Wells East: Tim Drake has spent over two decades working on his property, located near the entrance to Spanish Wells. Tim is a professional designer, whose garden is on the tour for the third time. Wide, colorful and intensively planted beds surround the front of the property on two sides and are stunning. Many of the same plants are repeated in the large, continuous beds forming a semicircle behind the house. One of his unusual plants is the Japanese Paper Plant. It’s a late winter bloomer with small white and yellow flowers that are quite fragrant. This woody shrub has large green leaves, reminiscent of fatsia. It will grow to eight feet tall and thrives in lightly shaded, moist soil with plenty of organic matter.

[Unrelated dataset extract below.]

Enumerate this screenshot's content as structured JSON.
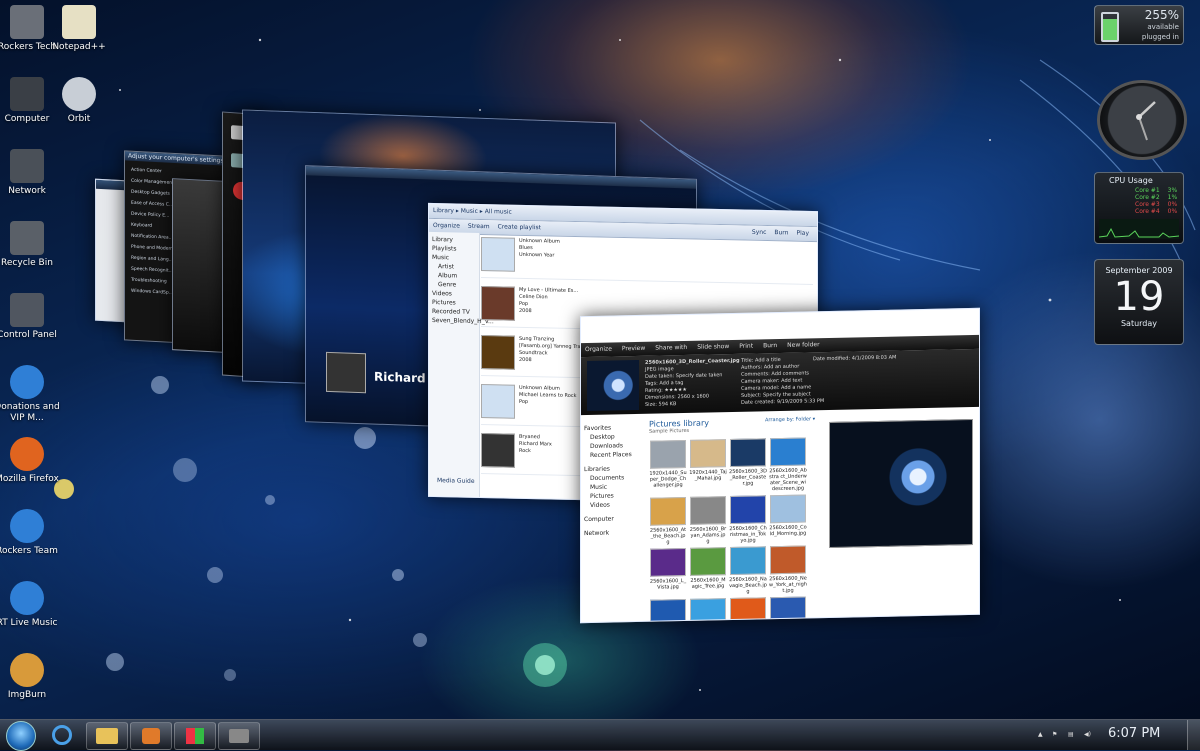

Hilton Head Plantation: Pia and Bill Cannon’s garden consisted of a few shrubs when they moved here twelve years ago, but what a transformation. Pia, a northern transplant, defines the term avid gardener. She has worked tirelessly to enrich the soil. The result is a mostly shaded property with lush plantings of incredible variety. Plant beds completely surround the house. There are a wide selection of ferns, interesting crinum and bear’s breeches, well-grown split-leaf philodendron and Salvia ‘Black & Blue.’

Hilton Head Plantation Mary Ann and Len Snyder had to learn to garden all over again when they moved from Buffalo fifteen years ago. The property here consisted of pine straw and native trees and Mary Ann initially set about planting a few spots of color to liven up the scene. She hasn’t stopped yet. Some of her favorite plants include fringe tree, clerodendron, pineapple sage, asclepias (attracts Monarch butterflies), fennel (attracts swallowtail butterflies), coral bark maple and desert willow. Mary Ann admires Asian gardens and has included a decorative arbor, bridge, and large three-tiered planter to carry through with her garden theme of Peaceful Sanctuary.

Frank Edgerton is a Hilton Head Island resident, garden consultant and plantsman. He can be reached at